Allegra Stratton’s tears – oh dear, how sad, never mind

Back in May 2012 BBC Newsnight aired an interview with Shanene Thorpe, who agreed to do the interview so as to provide insight into what it was like being a working single parent from Tower Hamlets struggling to pay rental and living costs.

Instead the interviewer took the opportunity to ask judgemental questions and make insinuations about Shanene’s “choices”. The interview was purposely edited to remove references to her job, implying that Shanene was one of those underserving poor living off benefits. And the interviewer even asked (in a portion of the interview even the BBC decided was not suitable to be aired) why Shanene chose to keep her child.

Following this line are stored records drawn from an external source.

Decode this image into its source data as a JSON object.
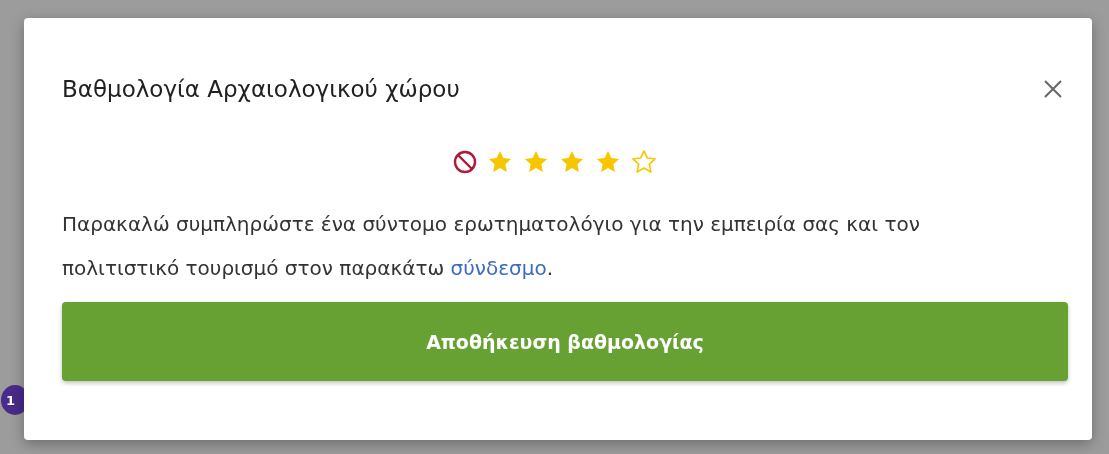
{
  "background": {
    "badge": "1"
  },
  "dialog": {
    "title": "Βαθμολογία Αρχαιολογικού χώρου",
    "rating": {
      "stars": 4
    },
    "message": "Παρακαλώ συμπληρώστε ένα σύντομο ερωτηματολόγιο για την εμπειρία σας και τον πολιτιστικό τουρισμό στον παρακάτω",
    "link": "σύνδεσμο",
    "message_end": ".",
    "button": "Αποθήκευση βαθμολογίας"
  }
}
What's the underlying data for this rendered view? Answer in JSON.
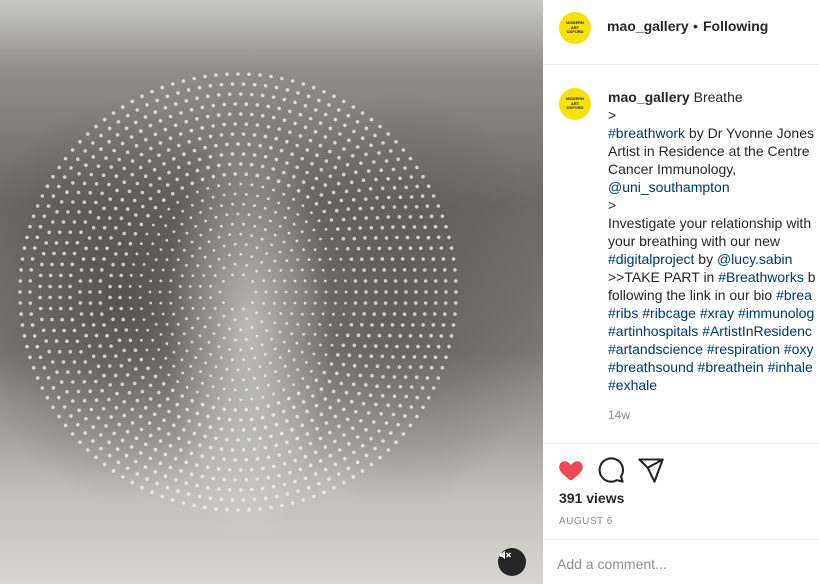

The interview was so obviously a stitch up that even the BBC (the organisation that still has not apologised for its reversal of the Orgreave footage) ultimately issued a (half-hearted) apology to Shanene – though not until after Shanene had started a strong social media campaign putting pressure on them.

The journalist who organised and conducted this interview was Allegra Stratton. You might think that after making such a serious mistake in an interview that your employer was forced to issue an apology your career might have been damaged. But not for Allegra. After Newsnight she moved to ITV and worked on Robert Peston’s show, before becoming a government advisor to Rishi Sunak (the fact that Sunak was the best man at her wedding to the Spectator’s political editor James Forsyth is of course entirely coincidental). After a short time in this Stratton got a promotion to the £125,000 a year job as the government’s official spokesperson.

If fact Stratton never actually gave even a single press conference. Anyone who has viewed the leaked footage of Stratton trying to field mock questions about the Xmas 2020 (non-) party at 10 Downing Street, only to end up laughing about the event, can be in no doubt why. Even for the set of sneering fools that inhabit this government, Stratton is obviously a particular incompetent. Yet despite her uselessness, Stratton got yet another job acting as the government spokesperson for Cop26.

During her resignation from her most recent role Stratton shed tears, but this cannot be seen as any sort of indication of genuine remorse for actions. The tears were the action of someone who is upset that they have been caught out.

We do not know where Shanene Thorpe is now but we rather doubt that she has had the opportunity to move from job to job, raking in money. And while Stratton’s humiliation is gratifying to see, the likelihood is that it will not be long before a new (highly paid) job opportunity comes her way. But that does not mean that we cannot make it harder for people like Stratton to get away with their actions by exposing and organising against them.